Task item:
In the following listing, work out how many lines contain the string "arrow", and state only that number.

Data provided:
———
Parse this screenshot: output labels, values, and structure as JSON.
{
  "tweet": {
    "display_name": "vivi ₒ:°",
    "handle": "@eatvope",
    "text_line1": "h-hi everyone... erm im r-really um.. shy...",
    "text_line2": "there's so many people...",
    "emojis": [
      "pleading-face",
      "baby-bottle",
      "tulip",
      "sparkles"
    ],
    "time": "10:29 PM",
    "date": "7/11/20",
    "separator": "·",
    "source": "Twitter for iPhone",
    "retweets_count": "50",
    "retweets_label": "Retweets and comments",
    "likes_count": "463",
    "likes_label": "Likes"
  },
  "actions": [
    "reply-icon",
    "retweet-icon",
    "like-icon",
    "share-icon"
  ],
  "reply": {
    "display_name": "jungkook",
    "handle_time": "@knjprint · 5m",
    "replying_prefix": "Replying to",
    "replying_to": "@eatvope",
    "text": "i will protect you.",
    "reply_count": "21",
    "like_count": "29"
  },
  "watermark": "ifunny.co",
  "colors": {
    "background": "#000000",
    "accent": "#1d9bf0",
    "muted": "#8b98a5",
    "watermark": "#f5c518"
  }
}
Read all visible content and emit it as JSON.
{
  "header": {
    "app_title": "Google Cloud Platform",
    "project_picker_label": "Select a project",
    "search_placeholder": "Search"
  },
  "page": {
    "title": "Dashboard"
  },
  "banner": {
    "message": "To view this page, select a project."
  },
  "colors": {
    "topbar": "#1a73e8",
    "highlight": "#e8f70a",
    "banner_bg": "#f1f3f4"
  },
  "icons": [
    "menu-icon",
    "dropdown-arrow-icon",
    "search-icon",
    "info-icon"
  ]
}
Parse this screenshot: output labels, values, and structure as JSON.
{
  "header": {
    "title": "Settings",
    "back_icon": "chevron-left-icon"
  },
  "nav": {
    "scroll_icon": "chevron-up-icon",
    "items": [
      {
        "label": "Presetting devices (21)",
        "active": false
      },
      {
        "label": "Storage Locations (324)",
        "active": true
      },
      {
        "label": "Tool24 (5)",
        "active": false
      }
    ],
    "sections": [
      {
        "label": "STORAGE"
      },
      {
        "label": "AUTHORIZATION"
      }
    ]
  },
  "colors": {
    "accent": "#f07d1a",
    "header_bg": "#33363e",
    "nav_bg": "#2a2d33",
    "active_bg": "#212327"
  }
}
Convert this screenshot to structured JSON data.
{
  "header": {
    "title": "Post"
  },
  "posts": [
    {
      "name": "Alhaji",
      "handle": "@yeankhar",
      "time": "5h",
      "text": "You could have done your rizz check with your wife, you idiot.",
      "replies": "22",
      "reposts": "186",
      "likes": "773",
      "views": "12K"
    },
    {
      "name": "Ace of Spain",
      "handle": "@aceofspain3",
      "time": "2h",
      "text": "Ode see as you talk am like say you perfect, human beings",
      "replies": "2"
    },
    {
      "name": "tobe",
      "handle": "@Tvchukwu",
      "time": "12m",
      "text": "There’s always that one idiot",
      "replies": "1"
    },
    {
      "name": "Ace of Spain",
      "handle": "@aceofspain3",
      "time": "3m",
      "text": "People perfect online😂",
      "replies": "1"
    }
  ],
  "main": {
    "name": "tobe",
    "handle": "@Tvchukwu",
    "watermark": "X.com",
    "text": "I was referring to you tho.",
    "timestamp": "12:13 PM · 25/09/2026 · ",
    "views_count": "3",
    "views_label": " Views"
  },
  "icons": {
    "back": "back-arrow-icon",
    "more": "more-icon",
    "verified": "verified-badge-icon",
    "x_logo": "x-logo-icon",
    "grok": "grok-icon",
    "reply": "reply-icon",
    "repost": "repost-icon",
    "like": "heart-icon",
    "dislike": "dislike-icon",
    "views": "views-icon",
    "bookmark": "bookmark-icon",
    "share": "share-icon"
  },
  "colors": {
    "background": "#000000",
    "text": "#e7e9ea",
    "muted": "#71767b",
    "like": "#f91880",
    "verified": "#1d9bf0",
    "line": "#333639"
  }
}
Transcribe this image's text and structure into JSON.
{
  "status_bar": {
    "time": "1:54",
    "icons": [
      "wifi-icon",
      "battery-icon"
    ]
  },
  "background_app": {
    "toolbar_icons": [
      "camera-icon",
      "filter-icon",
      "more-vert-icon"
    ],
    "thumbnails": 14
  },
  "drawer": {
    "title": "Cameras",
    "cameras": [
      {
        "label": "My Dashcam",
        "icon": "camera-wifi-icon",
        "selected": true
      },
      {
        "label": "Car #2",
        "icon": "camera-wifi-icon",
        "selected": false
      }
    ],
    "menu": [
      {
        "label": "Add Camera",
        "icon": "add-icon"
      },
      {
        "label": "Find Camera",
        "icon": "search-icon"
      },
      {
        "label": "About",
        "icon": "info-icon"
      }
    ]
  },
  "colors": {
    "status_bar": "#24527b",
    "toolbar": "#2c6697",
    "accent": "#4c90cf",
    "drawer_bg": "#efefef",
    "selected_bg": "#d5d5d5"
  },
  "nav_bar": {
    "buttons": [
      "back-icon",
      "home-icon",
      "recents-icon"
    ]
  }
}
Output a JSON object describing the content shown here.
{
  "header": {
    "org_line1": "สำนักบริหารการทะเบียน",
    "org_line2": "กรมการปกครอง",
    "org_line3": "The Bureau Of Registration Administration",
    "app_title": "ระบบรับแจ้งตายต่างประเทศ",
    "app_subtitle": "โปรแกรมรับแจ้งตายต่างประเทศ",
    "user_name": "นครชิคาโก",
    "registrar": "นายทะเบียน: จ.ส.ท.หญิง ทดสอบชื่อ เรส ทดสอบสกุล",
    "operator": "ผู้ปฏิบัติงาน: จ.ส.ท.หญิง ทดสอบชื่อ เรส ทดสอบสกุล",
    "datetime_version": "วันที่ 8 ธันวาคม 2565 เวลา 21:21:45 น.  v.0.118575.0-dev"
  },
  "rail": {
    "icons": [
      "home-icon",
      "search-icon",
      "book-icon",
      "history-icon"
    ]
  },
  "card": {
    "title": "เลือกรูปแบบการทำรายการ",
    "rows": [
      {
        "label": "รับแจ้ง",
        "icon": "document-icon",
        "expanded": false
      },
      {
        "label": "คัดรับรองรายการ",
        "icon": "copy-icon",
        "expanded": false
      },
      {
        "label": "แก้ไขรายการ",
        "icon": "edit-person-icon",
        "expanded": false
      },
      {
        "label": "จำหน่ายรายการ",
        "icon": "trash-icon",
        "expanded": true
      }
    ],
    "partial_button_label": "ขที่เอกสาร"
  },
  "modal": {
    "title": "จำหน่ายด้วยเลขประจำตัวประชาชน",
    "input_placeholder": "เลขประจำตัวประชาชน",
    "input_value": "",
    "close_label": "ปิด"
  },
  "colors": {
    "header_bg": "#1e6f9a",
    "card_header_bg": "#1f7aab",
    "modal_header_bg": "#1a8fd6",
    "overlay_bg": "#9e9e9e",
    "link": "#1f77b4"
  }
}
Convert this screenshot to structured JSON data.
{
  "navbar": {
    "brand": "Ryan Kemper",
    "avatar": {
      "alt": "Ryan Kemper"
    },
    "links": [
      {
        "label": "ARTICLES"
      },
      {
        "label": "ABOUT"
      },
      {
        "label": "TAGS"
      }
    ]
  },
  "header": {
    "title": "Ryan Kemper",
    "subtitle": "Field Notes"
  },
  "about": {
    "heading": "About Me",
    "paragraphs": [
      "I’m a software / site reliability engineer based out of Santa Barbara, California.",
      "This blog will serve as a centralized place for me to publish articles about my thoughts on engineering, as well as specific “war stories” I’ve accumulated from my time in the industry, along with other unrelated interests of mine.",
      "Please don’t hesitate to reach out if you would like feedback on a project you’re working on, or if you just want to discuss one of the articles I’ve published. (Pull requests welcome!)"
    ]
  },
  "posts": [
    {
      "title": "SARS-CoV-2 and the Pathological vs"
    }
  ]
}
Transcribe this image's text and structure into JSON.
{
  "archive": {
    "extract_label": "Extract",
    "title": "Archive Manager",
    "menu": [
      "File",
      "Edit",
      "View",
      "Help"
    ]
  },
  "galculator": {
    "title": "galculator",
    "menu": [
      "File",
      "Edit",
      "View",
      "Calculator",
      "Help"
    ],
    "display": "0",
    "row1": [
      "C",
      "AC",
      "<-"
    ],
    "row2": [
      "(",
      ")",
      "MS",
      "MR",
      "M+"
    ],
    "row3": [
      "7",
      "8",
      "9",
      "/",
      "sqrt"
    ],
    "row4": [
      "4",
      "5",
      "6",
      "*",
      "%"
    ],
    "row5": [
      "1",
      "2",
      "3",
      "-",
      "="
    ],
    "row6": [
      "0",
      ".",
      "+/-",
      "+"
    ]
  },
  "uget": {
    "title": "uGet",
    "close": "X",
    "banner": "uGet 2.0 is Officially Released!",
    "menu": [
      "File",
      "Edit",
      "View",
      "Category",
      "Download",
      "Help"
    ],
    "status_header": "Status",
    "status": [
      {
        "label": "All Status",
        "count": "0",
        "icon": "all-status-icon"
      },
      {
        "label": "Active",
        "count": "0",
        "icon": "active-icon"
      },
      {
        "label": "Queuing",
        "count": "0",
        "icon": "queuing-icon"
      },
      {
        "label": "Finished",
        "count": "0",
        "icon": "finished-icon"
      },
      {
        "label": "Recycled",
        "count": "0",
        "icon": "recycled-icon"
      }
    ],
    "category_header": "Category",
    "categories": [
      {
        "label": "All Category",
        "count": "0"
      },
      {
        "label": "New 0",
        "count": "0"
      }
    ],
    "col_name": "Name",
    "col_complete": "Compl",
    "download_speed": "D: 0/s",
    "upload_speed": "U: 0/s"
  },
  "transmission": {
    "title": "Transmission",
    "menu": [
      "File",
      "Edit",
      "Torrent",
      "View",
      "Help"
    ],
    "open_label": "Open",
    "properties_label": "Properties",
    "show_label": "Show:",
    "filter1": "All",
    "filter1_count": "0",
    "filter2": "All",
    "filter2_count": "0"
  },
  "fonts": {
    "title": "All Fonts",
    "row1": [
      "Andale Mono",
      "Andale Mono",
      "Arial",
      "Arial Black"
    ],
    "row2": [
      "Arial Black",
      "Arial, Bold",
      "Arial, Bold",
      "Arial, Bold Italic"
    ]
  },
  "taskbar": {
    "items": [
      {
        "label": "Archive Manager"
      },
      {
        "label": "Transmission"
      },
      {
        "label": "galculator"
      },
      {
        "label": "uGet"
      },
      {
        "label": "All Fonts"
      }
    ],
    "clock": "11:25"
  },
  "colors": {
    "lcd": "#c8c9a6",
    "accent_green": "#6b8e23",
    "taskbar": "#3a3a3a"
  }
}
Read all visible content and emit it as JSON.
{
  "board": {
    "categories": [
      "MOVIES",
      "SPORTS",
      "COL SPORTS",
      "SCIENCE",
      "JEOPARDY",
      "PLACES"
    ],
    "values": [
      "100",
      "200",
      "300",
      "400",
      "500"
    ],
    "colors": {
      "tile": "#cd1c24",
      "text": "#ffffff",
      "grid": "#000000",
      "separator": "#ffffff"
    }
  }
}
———
Task response:
2